Also if you’re curious on how to build clang itself with PGO the documentation is here: https://llvm.org/docs/HowToBuildWithPGO.html

I think calling PGSO size opt is probably a bit misleading though. It’s more of an adaptive opt strategy, and it can improve performance too due to better locality. We have something similar internally for selecting opt level based on profile hotness too under AutoFDO.

Perhaps similar implementations can all be unified under a profile guided “adaptive optimization” framework to avoid duplication:

  • A unified way of setting hot/cold cutoff percentile (e.g. through PSI that’s already used by all PGO/FDO).
  • A unified way of selecting opt strategy for cold functions: default, none, size, minsize.

Thanks,

Wenlei

1%+ overhead is indeed interesting. If you use lld as linker (together with new pass manager), you should be able to have a good profile guided function level layout so dead functions are moved out of the hot pages.

This may also be related to subtle pass ordering issue. Pre-inline counts may not be super accurate, but we can’t use post-inline counts either given CGSCC inline is half way through the opt pipeline. Looking at the patch, it seems the decision is made at PGO annotation time which is between pre-instrumentation inline and CGSCC inline.

I think calling PGSO size opt is probably a bit misleading though. It’s more of an adaptive opt strategy, and it can improve performance too due to better locality. We have something similar internally for selecting opt level based on profile hotness too under AutoFDO.

Perhaps similar implementations can all be unified under a profile guided “adaptive optimization” framework to avoid duplication:

  • A unified way of setting hot/cold cutoff percentile (e.g. through PSI that’s already used by all PGO/FDO).
  • A unified way of selecting opt strategy for cold functions: default, none, size, minsize.

Thanks,

Wenlei

From: llvm-dev <llvm-dev-bounces@lists.llvm.org> on behalf of Modi Mo via llvm-dev <llvm-dev@lists.llvm.org>
Reply-To: Modi Mo <modimo@fb.com>
Date: Wednesday, September 9, 2020 at 5:55 PM
To: Tobias Hieta <tobias@plexapp.com>, Renato Golin <rengolin@gmail.com>
Cc:ddevienne@gmail.com” <ddevienne@gmail.com>, llvm-dev <llvm-dev@lists.llvm.org>, “cfe-dev (cfe-dev@lists.llvm.org)” <cfe-dev@lists.llvm.org>
Subject: Re: [llvm-dev] [RFC] New Feature Proposal: De-Optimizing Cold Functions using PGO Info

FYI David is referring to PGSO (profile-guided size optimization) as it exists directly under that name, see: https://reviews.llvm.org/D67120. And yeah using PGSO is selecting optsize while this change is selecting optnone.

PGSO looks at the block-level profile, too.

Hi,

Thanks for all the feedback related to code size.

  1. Adding a new llvm::shouldOptimizeForSize framework that leverages BFI and PSI to provide block level and function level assessments on whether we should optimize for size.
  2. In Passes (mostly MachinePasses), they’ll change certain behaviors (e.g. whether adding pads or not) if llvm::shouldOptimizeForSize returns true OR there is an optsize or minsize attribute

I totally agree with Wenlei that (somewhere in the future) we should have a unified FDO framework for both code size and compilation time.
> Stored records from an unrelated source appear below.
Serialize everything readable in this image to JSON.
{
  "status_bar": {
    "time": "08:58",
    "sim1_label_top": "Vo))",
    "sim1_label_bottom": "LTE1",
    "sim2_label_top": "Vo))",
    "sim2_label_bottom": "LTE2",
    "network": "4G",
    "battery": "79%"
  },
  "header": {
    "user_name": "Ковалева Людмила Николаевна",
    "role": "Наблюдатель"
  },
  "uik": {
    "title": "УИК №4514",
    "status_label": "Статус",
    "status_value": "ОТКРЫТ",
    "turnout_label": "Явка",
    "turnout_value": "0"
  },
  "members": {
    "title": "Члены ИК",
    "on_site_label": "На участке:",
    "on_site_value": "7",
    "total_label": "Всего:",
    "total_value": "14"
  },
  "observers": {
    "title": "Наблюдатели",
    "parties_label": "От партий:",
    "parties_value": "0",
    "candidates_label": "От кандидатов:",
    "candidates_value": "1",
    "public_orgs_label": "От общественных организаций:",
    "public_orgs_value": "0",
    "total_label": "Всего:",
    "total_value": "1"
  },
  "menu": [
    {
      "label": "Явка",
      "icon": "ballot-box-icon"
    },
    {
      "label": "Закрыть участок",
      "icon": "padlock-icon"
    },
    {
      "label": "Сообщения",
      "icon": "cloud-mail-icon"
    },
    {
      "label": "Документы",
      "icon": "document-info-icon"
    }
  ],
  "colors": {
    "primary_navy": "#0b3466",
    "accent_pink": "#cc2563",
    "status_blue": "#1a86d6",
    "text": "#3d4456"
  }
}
And I think Renato and Tobias’s suggestions to do the same thing for size-oriented attributes (i.e. minsize and optsize) is the low-hanging fruit we can support in a short time.
Engineering-wised I’ll prefer to send out a separate review for the size-oriented attributes work, since minsize / optsize are kind of in conflict with optnone so I don’t think it’s a good idea to put them into one flag / feature set.

Best,
Min

I’m happy for this unification to happen at a later stage. Just not too long later.

I worry exposing the flags will get people to use it and then we’ll change it. The longer we leave it, the more people will be hit by the subtle change.

Worse still if we release with one behaviour now and then with a different behaviour in the next release.

Having conditional paths in build systems for different versions of the compiler isn’t fun.

–renato